Metals containing iron, such as most kinds of steel, will rust when
exposed to air and water. Rust is just iron oxide, usually with water
molecules incorporated in it too. It usually takes the form of an
orange powder on the surface of the metal. Other metals oxidize or form
other compounds in a similar way, although we usually say they corrode.
Rusting is a specific kind of corrosion which applies to
Rusting has a number of effects on metal objects. It makes them
look orange and rough. It makes them weaker, by replacing the strong
iron or steel with flaky powder. Some oxides on some metals such as
aluminum form just a thin layer on top which slows down further
corrosion, but rust can slowly eat away at even the biggest piece of
iron. If a piece of iron's strength is important for safety, such as a
bridge support or a car's brake caliper, it is a good idea to inspect
it for rust damage every now and then.
Rust also can cause metal parts that are supposed to slide over
one another to become stuck. Just ask someone who has tried to get a
rusty nut unstuck from a rusty bolt.
Rust can make holes in sheet metal. Rusty car mufflers sometimes
develop holes in them, and the sheet steel making the outer bodies of
cars will often rust through, making holes.
Rust is a lot less magnetic than iron.

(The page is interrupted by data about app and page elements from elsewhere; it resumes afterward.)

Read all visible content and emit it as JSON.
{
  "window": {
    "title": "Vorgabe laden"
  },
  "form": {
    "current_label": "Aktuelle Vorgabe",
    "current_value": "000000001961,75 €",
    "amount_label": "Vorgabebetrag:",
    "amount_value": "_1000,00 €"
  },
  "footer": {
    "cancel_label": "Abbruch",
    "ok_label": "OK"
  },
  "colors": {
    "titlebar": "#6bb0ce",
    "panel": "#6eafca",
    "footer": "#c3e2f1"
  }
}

An iron magnet will probably
still work almost as well when it has a thin coating of rust on it, but
if it has rusted so badly that most of the metal is gone, then it will
not work very well as a magnet.
Rust is an insulator, meaning that it doesn't conduct electricity
easily, unlike iron, which is a metallic conductor. So if some
electrical connection is made with iron, it's likely to go bad when the
iron surface rusts.
Tom J. (and mike)
(published on 10/22/2007)